KUALA LUMPUR, Malaysia (AP) – North Korean diplomats left their embassy in Malaysia and were expelled on Sunday after the two nations cut diplomatic ties in a dispute over the extradition of a suspected North Korean criminal to the United States.
The North Korean flag and embassy signage were removed from the facility in a suburb of Kuala Lumpur. Two buses transported the diplomats and their families to the airport, where they were seen checking in for a flight to Shanghai.
Malaysian Foreign Minister Hishammuddin Hussein said the expulsion was in response to Pyongyang’s “unilateral and utterly irresponsible decision” on Friday to sever diplomatic relations.
“This action is a reminder that Malaysia will never tolerate any attempts to meddle in our internal and judicial affairs, will not respect our system of government and will constantly create unnecessary tension in defiance of the rules-based international order,” it said in a statement.
Ties between North Korea and Malaysia have been virtually frozen since the 2017 assassination of North Korean leader Kim Jong Un’s half-brother at Kuala Lumpur International Airport.
Two days after Kuala Lumpur extradited a North Korean to the United States to face money laundering charges, an angry North Korea announced on Friday that it was ending its relations with Malaysia. Malaysia denounced the decision and, in a tit-for-tat response, gave North Korean diplomats 48 hours to leave.
Kim Yu Song, the chargé d’affaires and councilor in Kuala Lumpur, said Malaysia had “committed an unforgivable crime.” Echoing Pyongyang’s earlier statement, he accused Malaysia of serving the United States and being part of an American conspiracy aimed at “isolating and suffocating” his country.

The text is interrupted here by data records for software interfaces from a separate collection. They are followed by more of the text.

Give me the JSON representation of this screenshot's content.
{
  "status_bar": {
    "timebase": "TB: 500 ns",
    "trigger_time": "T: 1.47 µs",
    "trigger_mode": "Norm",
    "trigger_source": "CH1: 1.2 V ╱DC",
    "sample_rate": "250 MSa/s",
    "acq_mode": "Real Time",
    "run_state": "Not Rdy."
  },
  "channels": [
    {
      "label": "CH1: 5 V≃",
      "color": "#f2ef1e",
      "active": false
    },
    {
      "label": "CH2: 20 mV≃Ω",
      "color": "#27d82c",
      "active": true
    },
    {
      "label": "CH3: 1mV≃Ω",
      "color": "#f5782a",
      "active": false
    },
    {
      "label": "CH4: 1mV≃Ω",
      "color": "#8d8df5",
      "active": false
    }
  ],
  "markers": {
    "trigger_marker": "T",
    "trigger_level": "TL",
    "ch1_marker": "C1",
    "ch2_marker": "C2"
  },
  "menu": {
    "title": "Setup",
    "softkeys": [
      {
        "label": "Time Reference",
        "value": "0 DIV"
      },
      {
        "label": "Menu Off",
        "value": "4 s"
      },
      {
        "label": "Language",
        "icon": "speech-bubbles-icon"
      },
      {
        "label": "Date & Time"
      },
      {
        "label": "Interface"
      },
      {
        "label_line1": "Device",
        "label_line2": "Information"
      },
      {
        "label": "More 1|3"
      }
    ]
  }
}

“The Malaysian authority finally handed over our citizen to the United States, thus destroying the foundations of bilateral relations based on respect for sovereignty,” he said in a brief statement in front of the embassy, before heading to the airport.
North Korea has called the money laundering charges an “absurd fabrication and (a) pure plot” orchestrated by the United States and warned that Washington “will pay the due price.”
Some experts say cutting ties with Malaysia was North Korea’s way of showing anger at the administration of President Joe Biden, without jeopardizing an eventual return to nuclear negotiations with Washington.
North Korea has insisted that it will not enter into talks with Washington unless it abandons what Pyongyang perceives as a “hostile” policy. But experts say North Korea will eventually seek to return to diplomacy to find ways to ease sanctions and revive its moribund economy.
Malaysia has defended its decision to extradite Mun Chol Myong, saying it was carried out only after all legal processes were exhausted. A higher court ruled that Mun can be extradited after rejecting his appeal on the grounds that the US charges were politically motivated.
Mun, who lived in Malaysia for a decade and was arrested in May 2019, has denied US allegations that he was involved in supplying luxury goods from Singapore to North Korea in violation of UN sanctions while he worked in the city-state. He denied the laundering of funds through front companies and the issuance of fraudulent documents to support illicit shipments to his country.
North Korea has long used Malaysia as a crucial economic hub where it handled trade, labor exports, and some illicit businesses in Southeast Asia, but its relations suffered major setbacks from the assassination of Kim Jong Nam in 2017. .
Two women, one Indonesian and the other Vietnamese, were charged with collusion with four North Koreans to murder Kim Jong Nam by smearing a VX nerve agent on his face. The four North Koreans fled Malaysia the day Kim died. The two women were subsequently released after a trial.
Malaysian officials never officially accused North Korea of being involved in Kim’s death, but prosecutors made it clear throughout the trial that they suspected a connection to North Korea.
North Korea denied that the victim was Kim Jong Nam and disputed that he played a role in the man’s death. North Korean observers have long believed that Kim Jong Un ordered his brother’s assassination as part of efforts to eliminate potential rivals and consolidate his grip on power.